If you don’t already know the ins and outs of Photoshop, or hate the idea of sending Adobe a check every month forever, Photoshop Elements 14 is easier-to-use, less-expensive, and almost as powerful as its big brother. It also includes image cataloging, so you don’t have to deal with a second application like Lightroom. I’ve done a full . As I point out in the review, owning it does not give you access to Adobe’s mobile apps the way a Creative Cloud Photography Plan subscription () does, and it doesn’t allow for syncing to your mobile device. It’s also a bit behind on esoteric features (although Dehaze and camera shake reduction have been added, for example). But its wizards make it far easier to learn and to use than plowing through videos and web tutorials to try to do the same things in Photoshop.
Submitted by David Cardinal on Tue, 06/16/2015 - 07:41
Regular readers will know that I’m a big fan of using the ClearView filter in DxO’s Optics
Submitted by David Cardinal on Sat, 02/28/2015 - 09:35
Submitted by David Cardinal on Fri, 01/23/2015 - 14:22
Here is my . It is particularly good for travel and nature photography.
Submitted by David Cardinal on Tue, 11/18/2014 - 10:20
Submitted by David Cardinal on Fri, 06/27/2014 - 16:18
Submitted by David Cardinal on Wed, 06/18/2014 - 08:47
Adobe fired product salvos on every front today, with a massive set of announcements across its product line.

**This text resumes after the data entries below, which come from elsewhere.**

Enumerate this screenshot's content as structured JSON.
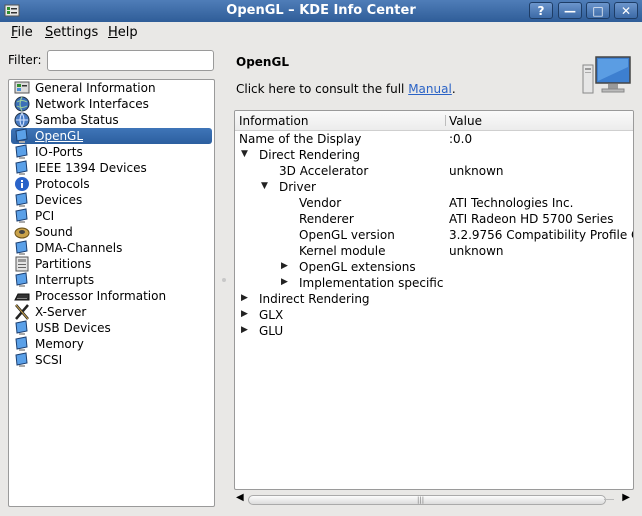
{
  "window": {
    "title": "OpenGL – KDE Info Center",
    "buttons": [
      "?",
      "—",
      "□",
      "✕"
    ]
  },
  "menubar": {
    "items": [
      {
        "label": "File",
        "mnemonic": "F",
        "rest": "ile"
      },
      {
        "label": "Settings",
        "mnemonic": "S",
        "rest": "ettings"
      },
      {
        "label": "Help",
        "mnemonic": "H",
        "rest": "elp"
      }
    ]
  },
  "filter": {
    "label": "Filter:",
    "value": "",
    "placeholder": ""
  },
  "sidebar": {
    "items": [
      {
        "label": "General Information",
        "icon": "info-computer-icon"
      },
      {
        "label": "Network Interfaces",
        "icon": "network-globe-icon"
      },
      {
        "label": "Samba Status",
        "icon": "samba-globe-icon"
      },
      {
        "label": "OpenGL",
        "icon": "opengl-monitor-icon",
        "selected": true
      },
      {
        "label": "IO-Ports",
        "icon": "io-ports-monitor-icon"
      },
      {
        "label": "IEEE 1394 Devices",
        "icon": "ieee1394-monitor-icon"
      },
      {
        "label": "Protocols",
        "icon": "protocols-info-icon"
      },
      {
        "label": "Devices",
        "icon": "devices-monitor-icon"
      },
      {
        "label": "PCI",
        "icon": "pci-monitor-icon"
      },
      {
        "label": "Sound",
        "icon": "sound-speaker-icon"
      },
      {
        "label": "DMA-Channels",
        "icon": "dma-monitor-icon"
      },
      {
        "label": "Partitions",
        "icon": "partitions-icon"
      },
      {
        "label": "Interrupts",
        "icon": "interrupts-monitor-icon"
      },
      {
        "label": "Processor Information",
        "icon": "processor-icon"
      },
      {
        "label": "X-Server",
        "icon": "xserver-icon"
      },
      {
        "label": "USB Devices",
        "icon": "usb-monitor-icon"
      },
      {
        "label": "Memory",
        "icon": "memory-monitor-icon"
      },
      {
        "label": "SCSI",
        "icon": "scsi-monitor-icon"
      }
    ]
  },
  "content": {
    "title": "OpenGL",
    "hint_prefix": "Click here to consult the full ",
    "hint_link": "Manual",
    "hint_suffix": ".",
    "columns": [
      "Information",
      "Value"
    ],
    "rows": [
      {
        "key": "Name of the Display",
        "value": ":0.0",
        "level": 0,
        "arrow": ""
      },
      {
        "key": "Direct Rendering",
        "value": "",
        "level": 1,
        "arrow": "down"
      },
      {
        "key": "3D Accelerator",
        "value": "unknown",
        "level": 2,
        "arrow": ""
      },
      {
        "key": "Driver",
        "value": "",
        "level": 2,
        "arrow": "down"
      },
      {
        "key": "Vendor",
        "value": "ATI Technologies Inc.",
        "level": 3,
        "arrow": ""
      },
      {
        "key": "Renderer",
        "value": "ATI Radeon HD 5700 Series",
        "level": 3,
        "arrow": ""
      },
      {
        "key": "OpenGL version",
        "value": "3.2.9756 Compatibility Profile C",
        "level": 3,
        "arrow": ""
      },
      {
        "key": "Kernel module",
        "value": "unknown",
        "level": 3,
        "arrow": ""
      },
      {
        "key": "OpenGL extensions",
        "value": "",
        "level": 3,
        "arrow": "right"
      },
      {
        "key": "Implementation specific",
        "value": "",
        "level": 3,
        "arrow": "right"
      },
      {
        "key": "Indirect Rendering",
        "value": "",
        "level": 1,
        "arrow": "right"
      },
      {
        "key": "GLX",
        "value": "",
        "level": 1,
        "arrow": "right"
      },
      {
        "key": "GLU",
        "value": "",
        "level": 1,
        "arrow": "right"
      }
    ]
  },
  "colors": {
    "titlebar": "#3a69a6",
    "selection": "#3069ad",
    "link": "#2b63c6"
  }
}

For photographers, the Photo subscription plan has been made permanent at $10/month for Photoshop CC, Lightroom, and mobile apps. Photoshop has also been updated with some cool new tools including Focus-based masking and Path-based blurs – as well as support for Photoshop Mix. You can read more about all of that in my . In the meantime, artists with an iPad will love Adobe’s new Ink & Slide hardware, which I was fortunate enough to be able to .
Submitted by David Cardinal on Tue, 06/03/2014 - 20:19
Adobe continues to push the envelope of what is possible with non-destructive editing – the kind used by Lightroom and by Adobe Camera Raw. It has just published a release candidate of ACR 8.5 that (in addition to more cameras and lenses) supports the ability to use a brush to limit the effects of a Graduated filter.
Submitted by David Cardinal on Wed, 05/28/2014 - 14:08
Adobe has updated its Creative Cloud application with several new features, but t